## EXERCISE DESCRIPTION
Spot each line in the data below containing "heading" and copy it.

## INFORMATION
━━━
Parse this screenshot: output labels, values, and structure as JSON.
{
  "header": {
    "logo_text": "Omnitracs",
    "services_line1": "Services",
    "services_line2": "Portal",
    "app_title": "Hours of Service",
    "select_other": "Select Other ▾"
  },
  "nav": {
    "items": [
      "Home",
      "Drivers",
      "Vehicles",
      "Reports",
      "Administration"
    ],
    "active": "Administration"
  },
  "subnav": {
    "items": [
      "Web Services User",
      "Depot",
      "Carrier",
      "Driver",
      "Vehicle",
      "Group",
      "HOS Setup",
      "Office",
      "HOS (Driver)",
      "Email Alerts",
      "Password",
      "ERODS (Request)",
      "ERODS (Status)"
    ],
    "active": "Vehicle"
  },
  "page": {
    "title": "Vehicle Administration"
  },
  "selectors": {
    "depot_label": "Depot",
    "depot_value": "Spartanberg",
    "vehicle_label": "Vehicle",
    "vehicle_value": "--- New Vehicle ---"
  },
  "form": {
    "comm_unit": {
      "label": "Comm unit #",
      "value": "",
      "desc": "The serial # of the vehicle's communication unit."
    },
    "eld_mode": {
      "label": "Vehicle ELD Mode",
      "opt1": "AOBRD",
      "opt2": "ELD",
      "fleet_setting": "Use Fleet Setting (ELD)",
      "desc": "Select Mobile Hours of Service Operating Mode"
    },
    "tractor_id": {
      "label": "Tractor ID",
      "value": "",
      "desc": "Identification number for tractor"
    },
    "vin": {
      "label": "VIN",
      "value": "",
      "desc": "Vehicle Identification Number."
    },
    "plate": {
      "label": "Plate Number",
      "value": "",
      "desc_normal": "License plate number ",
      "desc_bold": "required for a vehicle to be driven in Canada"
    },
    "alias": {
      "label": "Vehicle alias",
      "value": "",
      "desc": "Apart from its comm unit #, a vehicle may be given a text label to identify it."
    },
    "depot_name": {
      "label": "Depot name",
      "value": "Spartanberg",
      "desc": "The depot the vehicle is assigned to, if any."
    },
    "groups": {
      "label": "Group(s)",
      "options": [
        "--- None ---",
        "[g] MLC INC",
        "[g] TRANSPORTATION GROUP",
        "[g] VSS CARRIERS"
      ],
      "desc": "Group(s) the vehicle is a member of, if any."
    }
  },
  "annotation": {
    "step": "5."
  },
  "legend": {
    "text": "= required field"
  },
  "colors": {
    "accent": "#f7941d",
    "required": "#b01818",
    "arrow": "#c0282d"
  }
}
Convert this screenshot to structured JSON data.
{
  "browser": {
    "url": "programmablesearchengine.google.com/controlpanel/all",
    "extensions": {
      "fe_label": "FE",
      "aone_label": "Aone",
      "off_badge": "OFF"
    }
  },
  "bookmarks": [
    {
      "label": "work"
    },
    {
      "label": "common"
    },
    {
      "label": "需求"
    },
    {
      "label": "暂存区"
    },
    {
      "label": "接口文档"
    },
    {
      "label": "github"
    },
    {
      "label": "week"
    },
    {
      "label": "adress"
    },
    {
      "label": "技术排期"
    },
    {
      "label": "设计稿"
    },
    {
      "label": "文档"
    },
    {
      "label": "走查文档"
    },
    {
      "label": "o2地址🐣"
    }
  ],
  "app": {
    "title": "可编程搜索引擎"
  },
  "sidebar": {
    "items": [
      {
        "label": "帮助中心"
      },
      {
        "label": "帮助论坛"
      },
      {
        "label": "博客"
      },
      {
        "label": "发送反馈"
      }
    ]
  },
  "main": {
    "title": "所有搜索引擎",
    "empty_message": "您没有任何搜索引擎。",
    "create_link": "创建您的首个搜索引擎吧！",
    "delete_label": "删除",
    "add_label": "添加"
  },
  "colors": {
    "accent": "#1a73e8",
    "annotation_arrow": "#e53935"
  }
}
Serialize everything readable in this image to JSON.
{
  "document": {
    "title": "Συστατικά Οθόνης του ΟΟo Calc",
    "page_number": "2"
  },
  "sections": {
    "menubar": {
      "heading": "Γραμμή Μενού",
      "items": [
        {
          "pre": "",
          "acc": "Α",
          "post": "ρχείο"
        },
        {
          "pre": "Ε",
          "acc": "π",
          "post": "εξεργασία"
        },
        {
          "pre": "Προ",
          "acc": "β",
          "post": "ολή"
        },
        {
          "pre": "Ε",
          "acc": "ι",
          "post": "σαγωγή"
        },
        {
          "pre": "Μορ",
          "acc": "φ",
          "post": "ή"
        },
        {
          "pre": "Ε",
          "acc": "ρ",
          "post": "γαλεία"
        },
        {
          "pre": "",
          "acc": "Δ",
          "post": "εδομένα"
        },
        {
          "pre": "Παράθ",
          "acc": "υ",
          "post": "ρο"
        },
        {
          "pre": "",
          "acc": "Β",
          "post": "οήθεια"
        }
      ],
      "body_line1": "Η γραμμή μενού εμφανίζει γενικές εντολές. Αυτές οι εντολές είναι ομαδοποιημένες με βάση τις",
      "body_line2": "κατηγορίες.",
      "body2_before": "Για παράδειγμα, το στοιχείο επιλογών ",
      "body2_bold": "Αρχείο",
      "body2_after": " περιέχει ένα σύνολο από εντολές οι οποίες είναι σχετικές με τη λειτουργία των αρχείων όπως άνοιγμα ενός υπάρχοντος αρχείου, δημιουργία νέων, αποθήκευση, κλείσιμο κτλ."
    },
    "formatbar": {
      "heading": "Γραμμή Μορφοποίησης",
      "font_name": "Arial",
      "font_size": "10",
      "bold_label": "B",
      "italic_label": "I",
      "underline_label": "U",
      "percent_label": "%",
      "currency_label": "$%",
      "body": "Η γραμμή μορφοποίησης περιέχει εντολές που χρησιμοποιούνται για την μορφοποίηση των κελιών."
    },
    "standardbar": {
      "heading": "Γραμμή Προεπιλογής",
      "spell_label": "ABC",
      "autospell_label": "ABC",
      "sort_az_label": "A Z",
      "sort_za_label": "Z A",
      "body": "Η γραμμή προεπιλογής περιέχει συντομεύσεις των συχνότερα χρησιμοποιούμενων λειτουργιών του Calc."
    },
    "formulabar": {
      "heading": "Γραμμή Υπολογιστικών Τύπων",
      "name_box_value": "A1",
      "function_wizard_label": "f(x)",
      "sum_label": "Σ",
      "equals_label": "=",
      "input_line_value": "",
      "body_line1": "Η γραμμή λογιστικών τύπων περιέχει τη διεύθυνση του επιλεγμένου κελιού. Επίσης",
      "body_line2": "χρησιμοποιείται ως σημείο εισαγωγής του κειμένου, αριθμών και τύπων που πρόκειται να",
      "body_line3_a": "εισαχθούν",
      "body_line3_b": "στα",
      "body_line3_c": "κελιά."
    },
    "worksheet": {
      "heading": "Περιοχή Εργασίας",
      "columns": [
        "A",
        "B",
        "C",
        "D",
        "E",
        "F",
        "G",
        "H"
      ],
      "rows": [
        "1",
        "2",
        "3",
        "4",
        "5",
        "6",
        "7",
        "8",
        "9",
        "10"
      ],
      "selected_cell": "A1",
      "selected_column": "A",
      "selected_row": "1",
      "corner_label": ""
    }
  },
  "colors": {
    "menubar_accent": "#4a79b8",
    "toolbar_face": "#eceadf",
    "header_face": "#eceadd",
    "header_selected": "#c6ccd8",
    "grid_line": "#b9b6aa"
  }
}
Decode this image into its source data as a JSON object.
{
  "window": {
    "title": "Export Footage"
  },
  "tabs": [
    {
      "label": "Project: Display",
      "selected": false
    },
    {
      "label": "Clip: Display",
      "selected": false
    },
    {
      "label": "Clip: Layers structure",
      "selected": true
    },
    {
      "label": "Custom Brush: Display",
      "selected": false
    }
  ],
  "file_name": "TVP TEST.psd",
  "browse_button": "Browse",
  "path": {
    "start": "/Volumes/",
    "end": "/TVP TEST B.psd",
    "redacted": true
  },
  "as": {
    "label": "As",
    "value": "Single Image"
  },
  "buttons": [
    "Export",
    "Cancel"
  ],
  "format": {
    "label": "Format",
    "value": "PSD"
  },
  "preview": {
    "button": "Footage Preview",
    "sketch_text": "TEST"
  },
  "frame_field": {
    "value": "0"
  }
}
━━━
## WRITTEN ANSWER
      "heading": "Γραμμή Μενού",
      "heading": "Γραμμή Μορφοποίησης",
      "heading": "Γραμμή Προεπιλογής",
      "heading": "Γραμμή Υπολογιστικών Τύπων",
      "heading": "Περιοχή Εργασίας",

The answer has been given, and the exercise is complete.